If you are going to operate a home business, have animals near the house or want to add an outbuilding or basement apartment, you'll need to find out what the property is zoned. Many different municipalities regulate zoning, so it's important to find out which municipality regulates the zoning for your property. Zoning is divided into two general categories: residential and commercial. Within each general category there are several divisions, such as residential single family, residential multi-family and retail. To find the out what the property is zoned, start with the property address.

Talk to a realtor and neighbors. As you are examining the property, ask a Realtor or the surrounding neighbors to see if they know which governmental agency is responsible for the zoning in that area. Long-term residents or experienced Realtors are more likely to know that information because they are more likely to have interacted with a zoning board. Single-family residents, especially short-term residents, have little reason to need zoning regulations.

Do an Internet search. The first line of research in the digital age is an Internet search using the exact property address. With so many public records online, this effort is likely to reveal the municipality that regulates zoning and planning issues for that property.

Visit the county offices. If you are not able to discover the municipality through an Internet search, then visit the county offices. Speak with the county recorder's clerks and ask to see zoning maps or tell them the address or general location of the property and ask if it is in the county jurisdiction or in some other municipality's jurisdiction for zoning.

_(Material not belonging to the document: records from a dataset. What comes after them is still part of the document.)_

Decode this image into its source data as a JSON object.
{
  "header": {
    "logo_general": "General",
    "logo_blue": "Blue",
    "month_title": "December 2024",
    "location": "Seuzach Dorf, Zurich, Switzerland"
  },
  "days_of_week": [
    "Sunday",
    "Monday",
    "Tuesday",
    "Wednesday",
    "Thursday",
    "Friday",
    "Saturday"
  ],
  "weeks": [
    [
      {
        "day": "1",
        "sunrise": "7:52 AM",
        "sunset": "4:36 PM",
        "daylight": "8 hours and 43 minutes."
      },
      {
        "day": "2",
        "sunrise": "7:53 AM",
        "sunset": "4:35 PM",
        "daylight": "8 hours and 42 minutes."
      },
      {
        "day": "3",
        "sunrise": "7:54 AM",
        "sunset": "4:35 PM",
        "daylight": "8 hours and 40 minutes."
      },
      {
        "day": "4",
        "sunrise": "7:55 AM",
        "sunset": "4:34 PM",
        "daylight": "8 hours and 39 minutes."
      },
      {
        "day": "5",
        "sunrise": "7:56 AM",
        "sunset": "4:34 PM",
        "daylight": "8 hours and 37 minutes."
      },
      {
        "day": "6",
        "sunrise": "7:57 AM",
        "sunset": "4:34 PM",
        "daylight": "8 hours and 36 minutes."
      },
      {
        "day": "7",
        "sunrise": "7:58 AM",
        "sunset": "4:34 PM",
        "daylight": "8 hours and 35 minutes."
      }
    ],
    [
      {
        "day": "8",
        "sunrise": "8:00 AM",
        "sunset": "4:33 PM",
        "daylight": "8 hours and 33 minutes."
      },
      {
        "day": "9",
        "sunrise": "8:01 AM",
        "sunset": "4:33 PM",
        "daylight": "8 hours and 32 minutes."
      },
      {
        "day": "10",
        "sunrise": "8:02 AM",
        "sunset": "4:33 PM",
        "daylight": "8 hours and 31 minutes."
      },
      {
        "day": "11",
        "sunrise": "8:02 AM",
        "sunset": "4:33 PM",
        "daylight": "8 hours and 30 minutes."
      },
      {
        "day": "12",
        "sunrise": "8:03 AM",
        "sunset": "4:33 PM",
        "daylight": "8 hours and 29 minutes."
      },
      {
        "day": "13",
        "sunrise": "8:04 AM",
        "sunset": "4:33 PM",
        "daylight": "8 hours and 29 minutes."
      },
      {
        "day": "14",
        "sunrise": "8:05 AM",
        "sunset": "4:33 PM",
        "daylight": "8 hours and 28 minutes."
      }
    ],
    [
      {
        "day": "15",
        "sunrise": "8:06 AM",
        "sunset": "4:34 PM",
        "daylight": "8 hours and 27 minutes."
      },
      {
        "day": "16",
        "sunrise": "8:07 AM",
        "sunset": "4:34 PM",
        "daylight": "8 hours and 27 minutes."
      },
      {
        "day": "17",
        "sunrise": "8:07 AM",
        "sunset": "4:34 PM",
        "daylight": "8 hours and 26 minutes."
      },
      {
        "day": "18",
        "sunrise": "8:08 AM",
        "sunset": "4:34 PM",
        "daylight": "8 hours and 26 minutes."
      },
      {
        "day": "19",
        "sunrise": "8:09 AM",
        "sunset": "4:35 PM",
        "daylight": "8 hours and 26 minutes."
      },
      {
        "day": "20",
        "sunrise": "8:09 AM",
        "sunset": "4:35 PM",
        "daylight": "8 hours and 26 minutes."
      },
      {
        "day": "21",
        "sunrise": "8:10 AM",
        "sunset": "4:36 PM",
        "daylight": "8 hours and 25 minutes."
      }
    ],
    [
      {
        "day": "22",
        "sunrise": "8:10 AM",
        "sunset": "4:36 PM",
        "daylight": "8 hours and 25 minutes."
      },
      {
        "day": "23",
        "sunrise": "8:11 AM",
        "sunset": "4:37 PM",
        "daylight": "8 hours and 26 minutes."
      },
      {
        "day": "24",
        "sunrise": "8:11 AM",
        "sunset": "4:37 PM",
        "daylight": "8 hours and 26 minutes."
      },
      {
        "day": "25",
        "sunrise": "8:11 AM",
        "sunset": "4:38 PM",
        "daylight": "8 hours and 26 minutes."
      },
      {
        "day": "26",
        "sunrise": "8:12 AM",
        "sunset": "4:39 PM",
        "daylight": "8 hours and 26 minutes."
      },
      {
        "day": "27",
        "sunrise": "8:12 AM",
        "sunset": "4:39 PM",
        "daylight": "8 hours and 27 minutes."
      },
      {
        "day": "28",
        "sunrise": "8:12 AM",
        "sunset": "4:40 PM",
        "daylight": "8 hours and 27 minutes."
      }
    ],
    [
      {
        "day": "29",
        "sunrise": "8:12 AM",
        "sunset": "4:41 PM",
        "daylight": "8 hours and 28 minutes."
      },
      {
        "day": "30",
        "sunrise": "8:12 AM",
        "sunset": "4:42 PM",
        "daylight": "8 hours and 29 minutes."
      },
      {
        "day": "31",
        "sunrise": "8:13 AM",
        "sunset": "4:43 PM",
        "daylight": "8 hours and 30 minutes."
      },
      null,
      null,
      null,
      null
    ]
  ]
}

The county recorder keeps records of every real estate transaction in the county, and has detailed real estate maps. She can direct you to the correct municipality.

Visit or call the appropriate municipality. Once you have discovered the municipality that is responsible for planning and zoning your property, call or visit them. There is usually a zoning department or board, a planning and zoning board or department, or a planning department that handles zoning regulations. If you have the address for the property, a simple phone call may be adequate. If not, you may have to go into the office and look at zoning maps.

Check zoning guidelines for your use. Ask if there are specific written, online or printed guidelines describing what uses are allowed in each zoning area. Each subcategory of residential or commercial is usually assigned a number, such as R-1 for residential or C-2 for commercial. The numbers will not give you specific enough information to know if your proposed use is acceptable for that area, so ask for the specifics. Be sure to check such regulations as sign height, yard setbacks and allowed home business uses before moving forward with any project or business.

Tip

  • If you know the appropriate municipality, you can find much of the zoning information online. Some have all the zoning maps online, others allow you to search zoning by property address. Once you have reviewed the zoning guidelines for your property, check with the zoning enforcement officers, describe your planned use of the property, and be sure that they agree the use is acceptable. Ask for any cautions or tips they would give. Since they will be the ones who enforce the guidelines, it's best to know their interpretation of the rules.

Tip

  • Do not take the word of a Realtor or any other non-governmental agent about the zoning of a piece of land. If in any doubt that the zoning is acceptable for the use, visit the government office for the appropriate municipality directly and ask for an official determination. Ask the person in charge of enforcing zoning ordinances (this may vary depending on the municipality) to affirm the zoning and the use you propose.